Dan Strand admits he went through an evolution of understanding that WorkSafeBC's job is more than just building programs and that it also supports leaders in establishing a better safety culture.
This involves building workers’ confidence in safety programs. “The worker’s voice is so important,” says Strand, Director of Prevention Field Services at WorkSafeBC. “I have an understanding of how programs evolve, and how that voice needs to be brought to the table so that [workers] feel they’re part of the solution.”
Strand oversees a team of around 380 occupational safety and hygiene officers that are located all around the province inspecting workplaces.
As opposed to OHS organizations in certain other provinces, in B.C. workplace compensation and prevention are under the same umbrella. “We’re all one happy family here,” says Strand.
As diversified as B.C.’s industry landscape is, construction is essentially the province’s biggest stakeholder. With the economy booming, there is a lot of construction and infrastructure spending. As a consequence, says Strand, there is a big construction team in the lower mainland.
While WorkSafeBC is making efforts to improve provincial injury rates, Strand says that it is also up to employers to invest in their people and in their safety culture: “Taking [safety] seriously demands lots of investment there to help coach, support and provide oversight to those workers and building the culture back to the point up.”
Strand says that the solution is to focus and invest in psychologically safe leadership because if you get that right, workers will feel comfortable bringing ideas up which will ultimately lead to a safer environment and a strong work culture.
A life in safety
Strand has spent the better part of his adult life engrossed in safety. To pay for his schooling, Strand had a summer job working with heavy equipment in a mining environment. Once he finished his science undergrad, he decided to continue working in that field and eventually moved to B.C. from Alberta to become a mine manager.
After five years of working in industry, he did a master’s degree in occupational hygiene. He was then hired by the Vancouver Airport Authority to be its occupational hygienist. “That’s where I established my foothold into health, safety and hygiene,” says Strand.
He worked with the airport for 15 years, and then in 2015 transitioned to WorkSafeBC.
Strand says that one of the favourite parts of his role is influencing his team and seeing their capabilities grow – seeing what he calls “the light bulb moments.”

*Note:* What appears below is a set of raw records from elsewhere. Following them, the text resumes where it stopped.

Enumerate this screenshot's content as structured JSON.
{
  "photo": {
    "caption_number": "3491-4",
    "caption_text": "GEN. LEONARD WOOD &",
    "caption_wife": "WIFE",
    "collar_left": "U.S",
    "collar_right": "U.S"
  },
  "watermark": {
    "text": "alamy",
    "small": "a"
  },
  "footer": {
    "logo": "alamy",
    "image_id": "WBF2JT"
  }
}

“It’s rewarding to see the impact that you can have as an individual to help them grow as a leader,” he says.
He's driven by the job of elevating safety and how to, within the confines of the regulation, compel employers who aren’t taking OHS seriously to embrace a culture of safety.“Behaviour and mindset and culture – that’s hard to regulate,” says Strand.

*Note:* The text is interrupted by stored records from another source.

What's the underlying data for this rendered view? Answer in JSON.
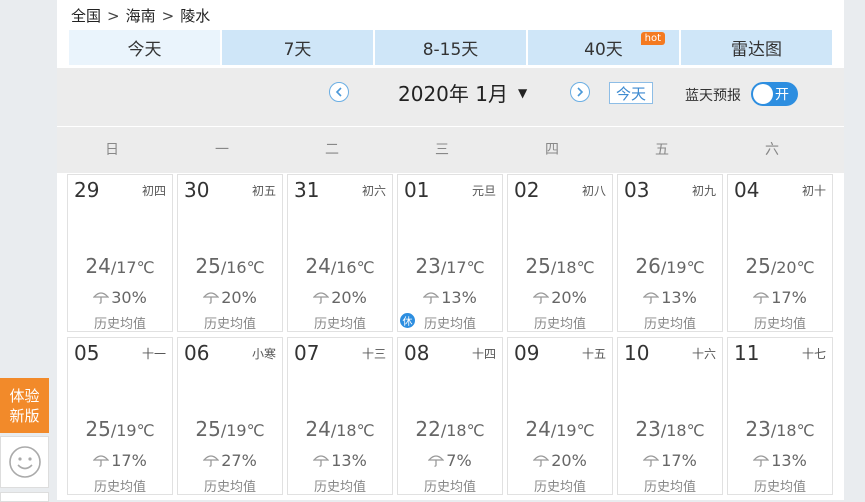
{
  "breadcrumb": {
    "items": [
      "全国",
      "海南",
      "陵水"
    ],
    "separator": ">"
  },
  "tabs": [
    {
      "label": "今天",
      "active": true
    },
    {
      "label": "7天",
      "active": false
    },
    {
      "label": "8-15天",
      "active": false
    },
    {
      "label": "40天",
      "active": false,
      "badge": "hot"
    },
    {
      "label": "雷达图",
      "active": false
    }
  ],
  "calendar_nav": {
    "prev_icon": "chevron-left-circle-icon",
    "next_icon": "chevron-right-circle-icon",
    "month_label": "2020年 1月",
    "caret": "▼",
    "today_button": "今天",
    "bluesky_label": "蓝天预报",
    "toggle_label": "开",
    "toggle_on": true
  },
  "weekdays": [
    "日",
    "一",
    "二",
    "三",
    "四",
    "五",
    "六"
  ],
  "history_label": "历史均值",
  "holiday_badge": "休",
  "days": [
    {
      "day": "29",
      "lunar": "初四",
      "hi": "24",
      "lo": "17℃",
      "rain": "30%"
    },
    {
      "day": "30",
      "lunar": "初五",
      "hi": "25",
      "lo": "16℃",
      "rain": "20%"
    },
    {
      "day": "31",
      "lunar": "初六",
      "hi": "24",
      "lo": "16℃",
      "rain": "20%"
    },
    {
      "day": "01",
      "lunar": "元旦",
      "hi": "23",
      "lo": "17℃",
      "rain": "13%",
      "holiday": true
    },
    {
      "day": "02",
      "lunar": "初八",
      "hi": "25",
      "lo": "18℃",
      "rain": "20%"
    },
    {
      "day": "03",
      "lunar": "初九",
      "hi": "26",
      "lo": "19℃",
      "rain": "13%"
    },
    {
      "day": "04",
      "lunar": "初十",
      "hi": "25",
      "lo": "20℃",
      "rain": "17%"
    },
    {
      "day": "05",
      "lunar": "十一",
      "hi": "25",
      "lo": "19℃",
      "rain": "17%"
    },
    {
      "day": "06",
      "lunar": "小寒",
      "hi": "25",
      "lo": "19℃",
      "rain": "27%"
    },
    {
      "day": "07",
      "lunar": "十三",
      "hi": "24",
      "lo": "18℃",
      "rain": "13%"
    },
    {
      "day": "08",
      "lunar": "十四",
      "hi": "22",
      "lo": "18℃",
      "rain": "7%"
    },
    {
      "day": "09",
      "lunar": "十五",
      "hi": "24",
      "lo": "19℃",
      "rain": "20%"
    },
    {
      "day": "10",
      "lunar": "十六",
      "hi": "23",
      "lo": "18℃",
      "rain": "17%"
    },
    {
      "day": "11",
      "lunar": "十七",
      "hi": "23",
      "lo": "18℃",
      "rain": "13%"
    }
  ],
  "side": {
    "try_line1": "体验",
    "try_line2": "新版",
    "feedback_icon": "smiley-icon"
  },
  "colors": {
    "accent": "#2d8ee0",
    "tab_bg": "#cfe6f8",
    "hot_badge": "#f47a20",
    "side_try": "#f28a2a"
  }
}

It may be getting better though; despite the difficulties it has caused (and is still causing), the pandemic has been a springboard for workplace.

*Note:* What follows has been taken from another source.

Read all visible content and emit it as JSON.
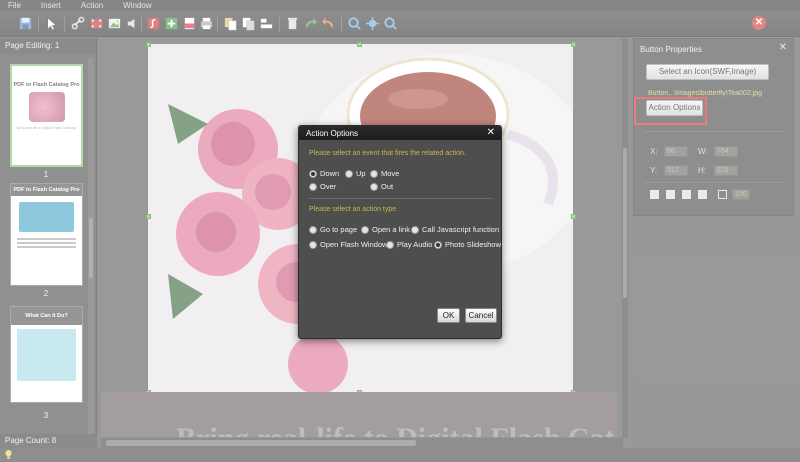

Many organizations, notably smaller organizations, have had to include safety on the agenda. In B.C., every single employer was required to build a COVID-19 safety plan. WorkSafeBC encouraged businesses and organizations to work with their employees on creating that plan and have conversations around risks and hazards.
“We basically built a rudimentary OSH framework for people to work in and under – and every single employer did it […] and what we’re really oping to come out of the pandemic is to benefit from the effort put into the creation of a safety plan,” says Strand, which included training and inspections and other details.
When the pandemic is over, the hope is that these plans can remain in place and evolve to broadly cover workplace safety and not just COVID-19.